Supplied data
____

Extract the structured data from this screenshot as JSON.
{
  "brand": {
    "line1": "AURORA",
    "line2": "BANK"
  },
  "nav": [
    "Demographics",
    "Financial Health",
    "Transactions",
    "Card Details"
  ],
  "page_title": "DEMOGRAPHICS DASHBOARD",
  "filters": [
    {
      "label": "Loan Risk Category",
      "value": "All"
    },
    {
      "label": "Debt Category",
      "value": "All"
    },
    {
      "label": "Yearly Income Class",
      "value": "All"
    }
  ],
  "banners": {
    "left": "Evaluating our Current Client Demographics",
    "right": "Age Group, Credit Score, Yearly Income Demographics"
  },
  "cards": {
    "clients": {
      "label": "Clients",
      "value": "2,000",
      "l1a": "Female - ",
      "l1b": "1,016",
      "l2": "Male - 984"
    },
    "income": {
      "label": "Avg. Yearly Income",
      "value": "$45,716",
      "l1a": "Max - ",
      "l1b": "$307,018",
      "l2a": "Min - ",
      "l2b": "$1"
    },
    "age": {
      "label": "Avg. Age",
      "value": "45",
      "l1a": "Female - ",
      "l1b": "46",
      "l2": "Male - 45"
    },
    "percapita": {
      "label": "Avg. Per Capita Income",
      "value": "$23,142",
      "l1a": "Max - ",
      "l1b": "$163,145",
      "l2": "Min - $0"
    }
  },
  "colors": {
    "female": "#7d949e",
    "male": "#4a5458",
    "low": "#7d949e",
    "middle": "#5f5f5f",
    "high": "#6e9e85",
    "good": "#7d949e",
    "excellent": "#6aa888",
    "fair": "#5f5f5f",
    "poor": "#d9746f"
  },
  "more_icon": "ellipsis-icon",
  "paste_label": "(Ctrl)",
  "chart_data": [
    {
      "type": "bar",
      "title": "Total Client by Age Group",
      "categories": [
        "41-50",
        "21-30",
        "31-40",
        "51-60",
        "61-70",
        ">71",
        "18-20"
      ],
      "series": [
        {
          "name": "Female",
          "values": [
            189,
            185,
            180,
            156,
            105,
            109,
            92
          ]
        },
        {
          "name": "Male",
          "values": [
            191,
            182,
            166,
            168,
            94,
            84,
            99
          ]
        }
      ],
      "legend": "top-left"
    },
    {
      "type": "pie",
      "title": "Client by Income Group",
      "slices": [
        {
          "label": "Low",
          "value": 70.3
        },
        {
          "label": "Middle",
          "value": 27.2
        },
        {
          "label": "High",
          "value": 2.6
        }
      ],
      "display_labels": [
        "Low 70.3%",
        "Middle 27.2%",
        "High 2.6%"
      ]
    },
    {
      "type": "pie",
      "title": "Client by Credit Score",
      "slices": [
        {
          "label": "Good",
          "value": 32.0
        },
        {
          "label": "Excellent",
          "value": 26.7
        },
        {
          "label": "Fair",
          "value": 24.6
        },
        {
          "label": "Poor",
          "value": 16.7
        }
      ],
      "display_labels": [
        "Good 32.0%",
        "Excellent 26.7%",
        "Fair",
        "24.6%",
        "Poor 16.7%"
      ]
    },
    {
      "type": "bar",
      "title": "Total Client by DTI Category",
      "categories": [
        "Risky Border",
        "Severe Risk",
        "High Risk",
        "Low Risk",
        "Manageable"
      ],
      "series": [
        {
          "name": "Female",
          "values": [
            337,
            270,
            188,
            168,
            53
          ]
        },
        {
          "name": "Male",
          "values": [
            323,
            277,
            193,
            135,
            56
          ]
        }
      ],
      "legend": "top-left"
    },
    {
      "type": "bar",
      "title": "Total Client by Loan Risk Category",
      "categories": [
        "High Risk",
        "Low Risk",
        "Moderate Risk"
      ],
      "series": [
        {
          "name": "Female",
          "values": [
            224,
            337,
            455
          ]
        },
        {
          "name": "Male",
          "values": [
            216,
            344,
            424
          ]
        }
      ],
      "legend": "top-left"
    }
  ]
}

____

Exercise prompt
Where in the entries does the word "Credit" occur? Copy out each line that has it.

Response to this exercise
    "right": "Age Group, Credit Score, Yearly Income Demographics"
      "title": "Client by Credit Score",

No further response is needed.